Scientists working in the field of magnetic materials are increasingly focusing their attention on new applications of magnetic detection and magnetic transduction techniques in the biomedical sciences. Iron is a key functional element in the human body and surpasses all other naturally occurring elements in the body in terms of both the variety and magnitudes of its magnetic states. In many diseases, the quantity and the magnetic state of iron are altered by the disease. Hence, detecting and measuring the magnetic properties of the iron in vivo or in samples of body fluids can give insights into the state of health of a human subject. Example applications include assessing the risk of organ damage in hereditary hemochromatosis , determining the dose of iron chelator drugs required for patients with thalassemia , and identifying infectious forms of the malarial parasite in finger-prick blood samples . Scientists are also working on the development of synthetic magnetic particles that can be injected into the human body for the diagnosis and treatment of disease.
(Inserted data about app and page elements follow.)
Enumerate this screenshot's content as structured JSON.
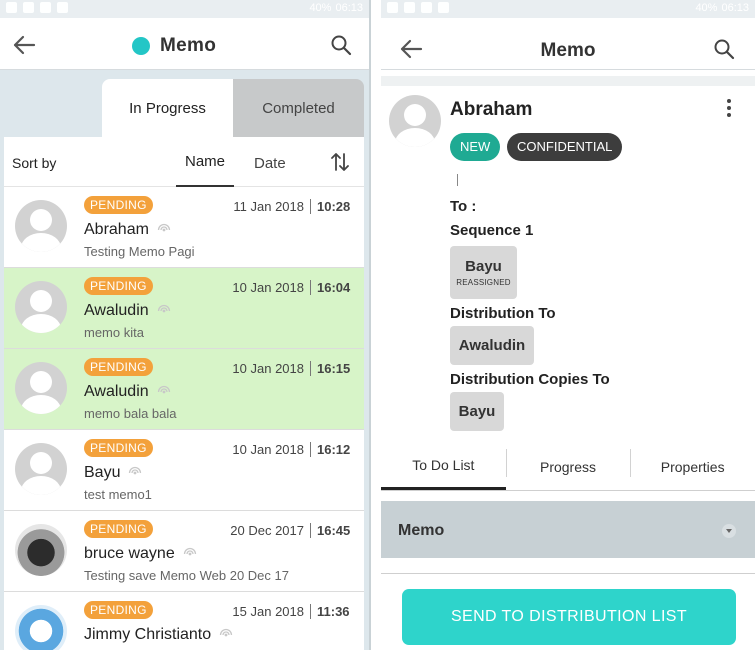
{
  "status_bar": {
    "battery": "40%",
    "time": "06:13"
  },
  "left": {
    "app_title": "Memo",
    "tabs": [
      {
        "label": "In Progress"
      },
      {
        "label": "Completed"
      }
    ],
    "sort": {
      "label": "Sort by",
      "name": "Name",
      "date": "Date"
    },
    "memos": [
      {
        "status": "PENDING",
        "date": "11 Jan 2018",
        "time": "10:28",
        "name": "Abraham",
        "subject": "Testing Memo Pagi",
        "highlight": false,
        "avatar": "placeholder"
      },
      {
        "status": "PENDING",
        "date": "10 Jan 2018",
        "time": "16:04",
        "name": "Awaludin",
        "subject": "memo kita",
        "highlight": true,
        "avatar": "placeholder"
      },
      {
        "status": "PENDING",
        "date": "10 Jan 2018",
        "time": "16:15",
        "name": "Awaludin",
        "subject": "memo bala bala",
        "highlight": true,
        "avatar": "placeholder"
      },
      {
        "status": "PENDING",
        "date": "10 Jan 2018",
        "time": "16:12",
        "name": "Bayu",
        "subject": "test memo1",
        "highlight": false,
        "avatar": "placeholder"
      },
      {
        "status": "PENDING",
        "date": "20 Dec 2017",
        "time": "16:45",
        "name": "bruce wayne",
        "subject": "Testing save Memo Web 20 Dec 17",
        "highlight": false,
        "avatar": "dog-photo"
      },
      {
        "status": "PENDING",
        "date": "15 Jan 2018",
        "time": "11:36",
        "name": "Jimmy Christianto",
        "subject": "",
        "highlight": false,
        "avatar": "aqua-photo"
      }
    ]
  },
  "right": {
    "app_title": "Memo",
    "sender": "Abraham",
    "chips": {
      "new": "NEW",
      "confidential": "CONFIDENTIAL"
    },
    "to_label": "To :",
    "sequence_label": "Sequence 1",
    "sequence_person": {
      "name": "Bayu",
      "note": "REASSIGNED"
    },
    "distribution_to_label": "Distribution To",
    "distribution_to_person": "Awaludin",
    "distribution_copies_label": "Distribution Copies To",
    "distribution_copies_person": "Bayu",
    "tabs": [
      {
        "label": "To Do List"
      },
      {
        "label": "Progress"
      },
      {
        "label": "Properties"
      }
    ],
    "dropdown_value": "Memo",
    "send_button": "SEND TO DISTRIBUTION LIST"
  },
  "colors": {
    "accent": "#23c6c6",
    "pending": "#f3a13b",
    "highlight_row": "#d7f4c8",
    "chip_new": "#1faa93",
    "chip_confidential": "#3d3d3d",
    "send_button": "#2ed4cb"
  }
}
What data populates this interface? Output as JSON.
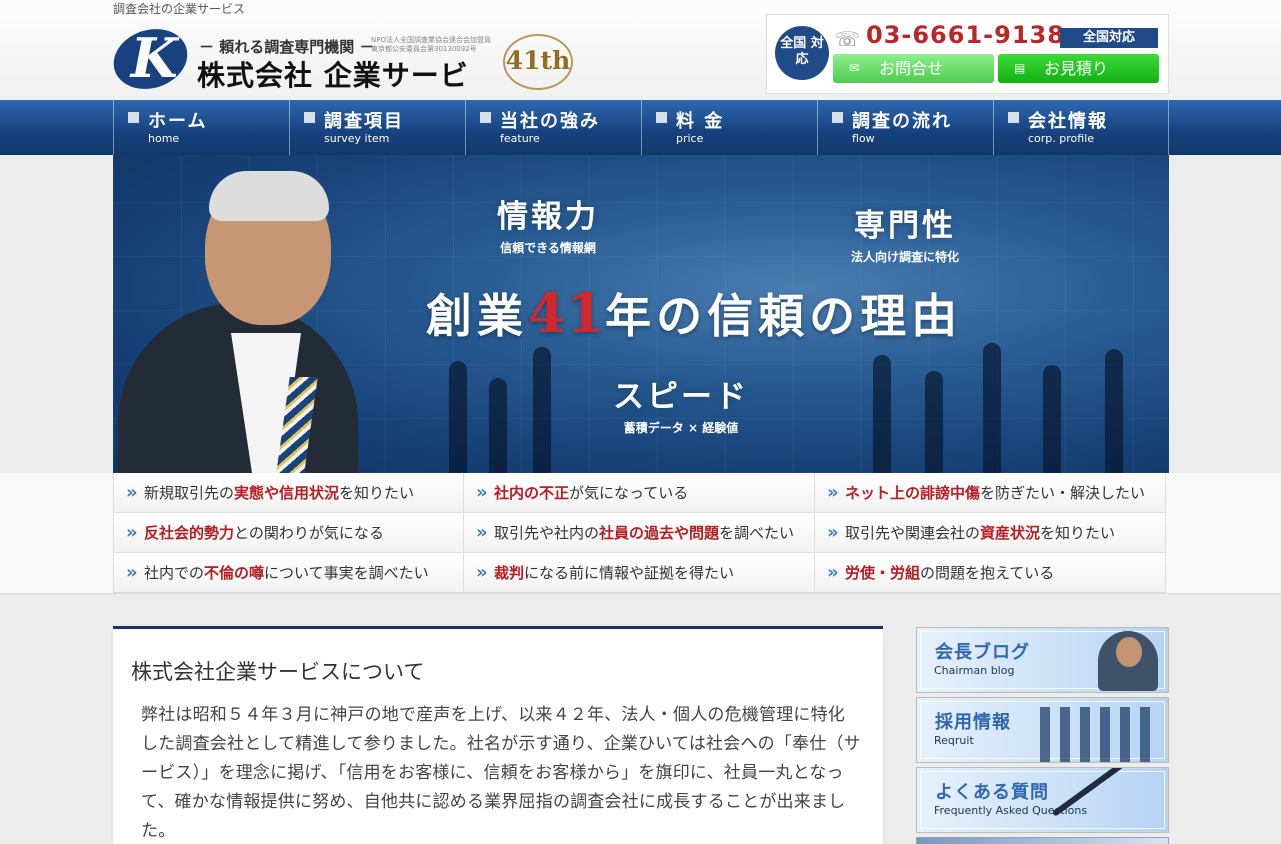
{
  "header": {
    "tagline": "調査会社の企業サービス",
    "logo_letter": "K",
    "logo_sub": "－ 頼れる調査専門機関 －",
    "logo_main": "株式会社 企業サービス",
    "npo_text": "NPO法人全国調査業協会連合会加盟員 東京都公安委員会第30130092号",
    "badge_text": "41th",
    "nationwide": "全国 対応",
    "phone": "03-6661-9138",
    "phone_tag": "全国対応",
    "inquiry": "お問合せ",
    "estimate": "お見積り"
  },
  "nav": [
    {
      "ja": "ホーム",
      "en": "home"
    },
    {
      "ja": "調査項目",
      "en": "survey item"
    },
    {
      "ja": "当社の強み",
      "en": "feature"
    },
    {
      "ja": "料 金",
      "en": "price"
    },
    {
      "ja": "調査の流れ",
      "en": "flow"
    },
    {
      "ja": "会社情報",
      "en": "corp. profile"
    }
  ],
  "hero": {
    "feature_info_title": "情報力",
    "feature_info_sub": "信頼できる情報網",
    "feature_expert_title": "専門性",
    "feature_expert_sub": "法人向け調査に特化",
    "heading_prefix": "創業",
    "heading_number": "41",
    "heading_suffix": "年の信頼の理由",
    "feature_speed_title": "スピード",
    "feature_speed_sub": "蓄積データ × 経験値"
  },
  "concerns": [
    {
      "pre": "新規取引先の",
      "strong": "実態や信用状況",
      "post": "を知りたい"
    },
    {
      "pre": "",
      "strong": "社内の不正",
      "post": "が気になっている"
    },
    {
      "pre": "",
      "strong": "ネット上の誹謗中傷",
      "post": "を防ぎたい・解決したい"
    },
    {
      "pre": "",
      "strong": "反社会的勢力",
      "post": "との関わりが気になる"
    },
    {
      "pre": "取引先や社内の",
      "strong": "社員の過去や問題",
      "post": "を調べたい"
    },
    {
      "pre": "取引先や関連会社の",
      "strong": "資産状況",
      "post": "を知りたい"
    },
    {
      "pre": "社内での",
      "strong": "不倫の噂",
      "post": "について事実を調べたい"
    },
    {
      "pre": "",
      "strong": "裁判",
      "post": "になる前に情報や証拠を得たい"
    },
    {
      "pre": "",
      "strong": "労使・労組",
      "post": "の問題を抱えている"
    }
  ],
  "about": {
    "title": "株式会社企業サービスについて",
    "text": "弊社は昭和５４年３月に神戸の地で産声を上げ、以来４２年、法人・個人の危機管理に特化した調査会社として精進して参りました。社名が示す通り、企業ひいては社会への「奉仕（サービス）」を理念に掲げ、「信用をお客様に、信頼をお客様から」を旗印に、社員一丸となって、確かな情報提供に努め、自他共に認める業界屈指の調査会社に成長することが出来ました。"
  },
  "sidebar": [
    {
      "ja": "会長ブログ",
      "en": "Chairman blog"
    },
    {
      "ja": "採用情報",
      "en": "Reqruit"
    },
    {
      "ja": "よくある質問",
      "en": "Frequently Asked Questions"
    }
  ],
  "colors": {
    "navy": "#17427f",
    "accent_red": "#b6272a",
    "cta_green": "#13b113"
  }
}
The particles used are generally in the size range of 10 to 100 nm. They can be used to enhance the contrast in magnetic resonance images to help identify tumors in tissue , to act as local heat sources to treat cancer , and to carry, concentrate, and release drugs more specifically than drugs without a magnetic carrier . In this presentation, the physical and chemical principles behind these biomedical applications and their impact on medicine will presented at a level suitable for a generalist audience.
Video of Tim St Pierre's IEEE Magnetics distinguished lecture